--- Source material ---

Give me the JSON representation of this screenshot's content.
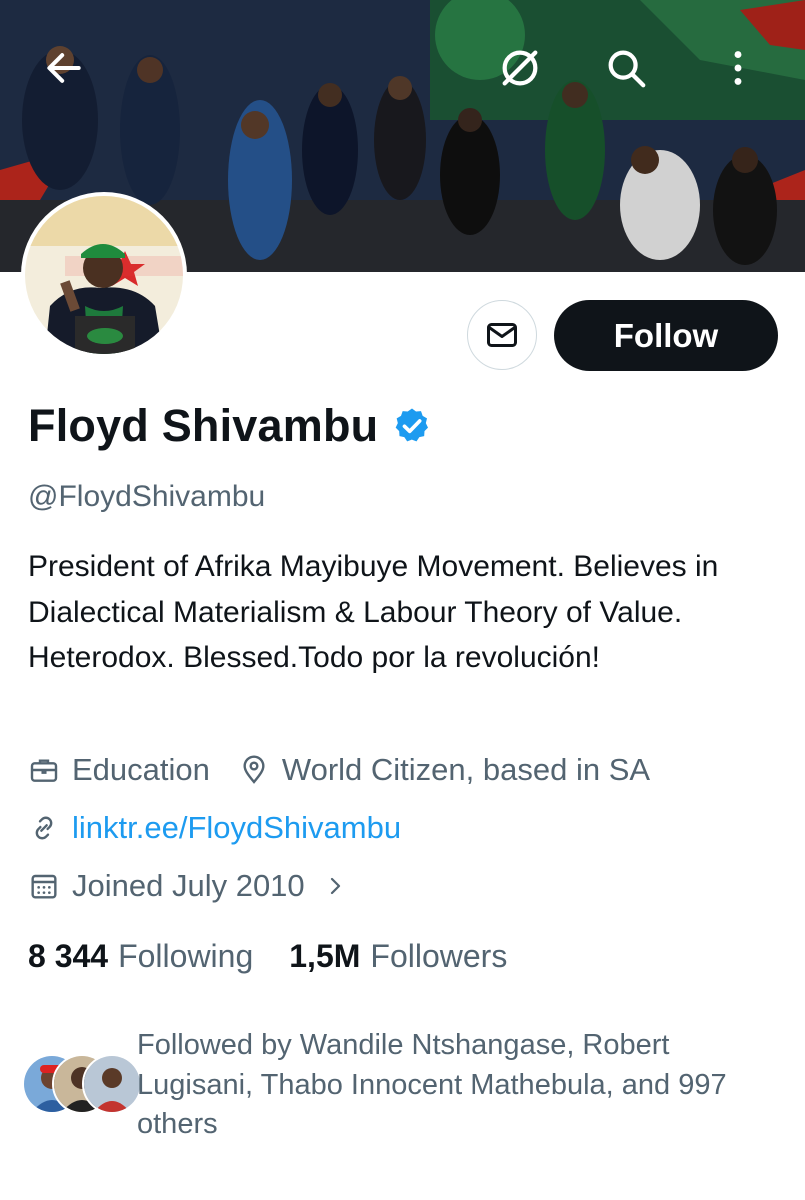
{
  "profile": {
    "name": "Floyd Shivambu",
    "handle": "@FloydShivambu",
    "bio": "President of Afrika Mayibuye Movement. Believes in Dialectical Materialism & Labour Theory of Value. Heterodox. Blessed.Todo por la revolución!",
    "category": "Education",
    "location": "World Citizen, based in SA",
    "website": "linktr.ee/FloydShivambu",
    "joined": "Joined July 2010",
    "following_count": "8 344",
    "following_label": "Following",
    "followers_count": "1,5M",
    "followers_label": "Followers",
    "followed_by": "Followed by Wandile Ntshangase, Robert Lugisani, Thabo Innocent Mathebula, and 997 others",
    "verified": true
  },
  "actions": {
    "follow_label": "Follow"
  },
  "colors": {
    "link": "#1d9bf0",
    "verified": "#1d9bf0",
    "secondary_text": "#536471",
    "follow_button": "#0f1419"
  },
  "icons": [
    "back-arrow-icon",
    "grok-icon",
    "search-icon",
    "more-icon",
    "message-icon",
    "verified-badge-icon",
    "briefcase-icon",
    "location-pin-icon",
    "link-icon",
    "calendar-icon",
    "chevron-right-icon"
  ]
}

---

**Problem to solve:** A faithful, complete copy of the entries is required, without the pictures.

**Response:**
Give me the JSON representation of this screenshot's content.
{
  "profile": {
    "name": "Floyd Shivambu",
    "handle": "@FloydShivambu",
    "bio": "President of Afrika Mayibuye Movement. Believes in Dialectical Materialism & Labour Theory of Value. Heterodox. Blessed.Todo por la revolución!",
    "category": "Education",
    "location": "World Citizen, based in SA",
    "website": "linktr.ee/FloydShivambu",
    "joined": "Joined July 2010",
    "following_count": "8 344",
    "following_label": "Following",
    "followers_count": "1,5M",
    "followers_label": "Followers",
    "followed_by": "Followed by Wandile Ntshangase, Robert Lugisani, Thabo Innocent Mathebula, and 997 others",
    "verified": true
  },
  "actions": {
    "follow_label": "Follow"
  },
  "colors": {
    "link": "#1d9bf0",
    "verified": "#1d9bf0",
    "secondary_text": "#536471",
    "follow_button": "#0f1419"
  },
  "icons": [
    "back-arrow-icon",
    "grok-icon",
    "search-icon",
    "more-icon",
    "message-icon",
    "verified-badge-icon",
    "briefcase-icon",
    "location-pin-icon",
    "link-icon",
    "calendar-icon",
    "chevron-right-icon"
  ]
}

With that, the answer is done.